Windows is all about computing and productivity, not about mobile gaming or content (music and video) consumption. This is a huge problem for Microsoft in a world that is all about tablets. Windows is still too heavy. Its slow, power hungry and totally decentralized when it comes to content. There are too many ways to play games, play audio, play video on the device. There are too many ways to obtain content and no simplified way to manage it on the device.
Because its more computer than tablet, its also not well utilized without its physical keyboard. While touch enabled, the UI (still) isn’t touch friendly; and the UI Microsoft tried to introduce to satisfy this need(MetroUI or ModernUI) was totally rejected by the public.
Microsoft still hasn’t cracked this nut. They still don’t have a tablet, a mobile OS OR a content delivery and management solution. If Microsoft wants to take a piece of this market away from Apple or Android, they will need to figure it out. Their time is almost up.
The Surface Pro is a good if not GREAT ultrabook. Unfortunately, Microsoft isn’t doing itself any kind of favors by trying to convince everyone else – as well as themselves – that the Surface Pro is a tablet. Just like the Slate based TabletPC, if they don’t get this right, they’re gonna screw it up.
Microsoft still has a lot of work to do. They need to figure out a mobile interface that works on a device with a display larger than 4.7 inches. They need to figure out a method of delivering controlled content – apps, music video and books (and please…do everyone a favor and make it MS Reader compatible. I had a lot of books in that library…) – that allows them and their content providers to make money. They also need to figure out a way to manage that content on those devices. It used to be Windows Media Player, but it isn’t any more. That’s sort of evaporated and unfortunately, the Windows Store doesn’t handle media, only apps.
Until then, that commercial I mentioned when I started this whole thing… yeah, its just gonna continue to piss me off.

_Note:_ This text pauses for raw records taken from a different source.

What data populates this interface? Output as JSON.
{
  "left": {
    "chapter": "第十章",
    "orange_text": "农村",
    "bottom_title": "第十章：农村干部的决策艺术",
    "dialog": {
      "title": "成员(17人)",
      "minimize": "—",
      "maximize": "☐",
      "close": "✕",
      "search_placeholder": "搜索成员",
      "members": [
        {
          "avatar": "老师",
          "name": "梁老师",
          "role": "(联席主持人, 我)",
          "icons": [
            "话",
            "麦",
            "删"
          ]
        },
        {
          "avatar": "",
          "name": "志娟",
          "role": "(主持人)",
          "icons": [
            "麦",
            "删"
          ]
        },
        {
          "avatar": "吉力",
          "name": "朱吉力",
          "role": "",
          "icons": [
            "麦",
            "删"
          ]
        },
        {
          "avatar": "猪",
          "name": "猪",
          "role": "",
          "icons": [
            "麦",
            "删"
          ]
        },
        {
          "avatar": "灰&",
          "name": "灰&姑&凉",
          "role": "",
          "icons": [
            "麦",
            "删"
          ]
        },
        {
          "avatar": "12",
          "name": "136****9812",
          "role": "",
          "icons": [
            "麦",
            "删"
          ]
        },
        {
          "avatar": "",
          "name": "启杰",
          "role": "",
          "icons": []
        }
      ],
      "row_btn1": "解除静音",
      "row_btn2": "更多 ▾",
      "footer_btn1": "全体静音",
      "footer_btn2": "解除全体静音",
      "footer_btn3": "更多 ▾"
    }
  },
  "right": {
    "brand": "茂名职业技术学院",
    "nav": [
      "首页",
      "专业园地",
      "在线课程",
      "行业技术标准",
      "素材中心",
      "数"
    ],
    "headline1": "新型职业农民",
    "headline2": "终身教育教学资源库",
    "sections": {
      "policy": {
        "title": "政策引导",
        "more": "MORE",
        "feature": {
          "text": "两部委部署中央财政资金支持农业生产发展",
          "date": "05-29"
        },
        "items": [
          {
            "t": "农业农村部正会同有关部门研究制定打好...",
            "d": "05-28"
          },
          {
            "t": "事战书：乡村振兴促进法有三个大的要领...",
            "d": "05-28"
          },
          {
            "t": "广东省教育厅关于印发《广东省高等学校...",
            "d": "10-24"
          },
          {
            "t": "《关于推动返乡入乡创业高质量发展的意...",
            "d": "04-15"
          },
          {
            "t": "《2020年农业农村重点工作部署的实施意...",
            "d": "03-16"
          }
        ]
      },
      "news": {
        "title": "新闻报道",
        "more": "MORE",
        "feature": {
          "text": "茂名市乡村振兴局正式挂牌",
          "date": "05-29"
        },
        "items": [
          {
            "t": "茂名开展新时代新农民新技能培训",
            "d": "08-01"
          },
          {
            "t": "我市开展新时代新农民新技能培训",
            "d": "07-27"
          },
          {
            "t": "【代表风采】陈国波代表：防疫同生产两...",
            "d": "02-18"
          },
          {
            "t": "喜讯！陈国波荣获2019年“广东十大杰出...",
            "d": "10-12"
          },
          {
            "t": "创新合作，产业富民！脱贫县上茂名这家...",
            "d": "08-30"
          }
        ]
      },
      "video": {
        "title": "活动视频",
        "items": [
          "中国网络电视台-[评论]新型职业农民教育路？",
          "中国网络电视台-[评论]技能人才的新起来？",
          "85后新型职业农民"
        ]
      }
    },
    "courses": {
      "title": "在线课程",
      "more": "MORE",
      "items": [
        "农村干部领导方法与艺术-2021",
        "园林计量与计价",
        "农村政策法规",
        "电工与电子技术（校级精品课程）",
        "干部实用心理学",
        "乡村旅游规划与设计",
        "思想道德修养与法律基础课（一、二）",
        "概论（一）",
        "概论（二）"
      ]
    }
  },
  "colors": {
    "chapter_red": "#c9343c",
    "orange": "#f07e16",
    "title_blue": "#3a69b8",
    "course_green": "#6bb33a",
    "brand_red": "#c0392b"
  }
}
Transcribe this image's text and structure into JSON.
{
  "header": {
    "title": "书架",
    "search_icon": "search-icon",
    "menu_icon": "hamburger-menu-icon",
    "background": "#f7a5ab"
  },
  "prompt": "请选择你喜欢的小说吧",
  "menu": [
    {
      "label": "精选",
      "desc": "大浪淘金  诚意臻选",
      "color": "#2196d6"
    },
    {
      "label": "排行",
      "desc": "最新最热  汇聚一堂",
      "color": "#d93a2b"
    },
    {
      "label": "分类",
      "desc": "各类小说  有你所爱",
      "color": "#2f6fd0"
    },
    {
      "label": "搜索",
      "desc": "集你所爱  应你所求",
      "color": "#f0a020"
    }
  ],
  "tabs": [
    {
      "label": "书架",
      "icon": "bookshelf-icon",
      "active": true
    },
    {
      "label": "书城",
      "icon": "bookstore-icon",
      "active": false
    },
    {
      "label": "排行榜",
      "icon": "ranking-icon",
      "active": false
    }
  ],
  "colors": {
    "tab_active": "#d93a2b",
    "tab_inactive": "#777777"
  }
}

Microsoft can’t have it both ways. The Surface Pro isn’t a hybrid of any kind. Its just a very portable ultrabook. Period.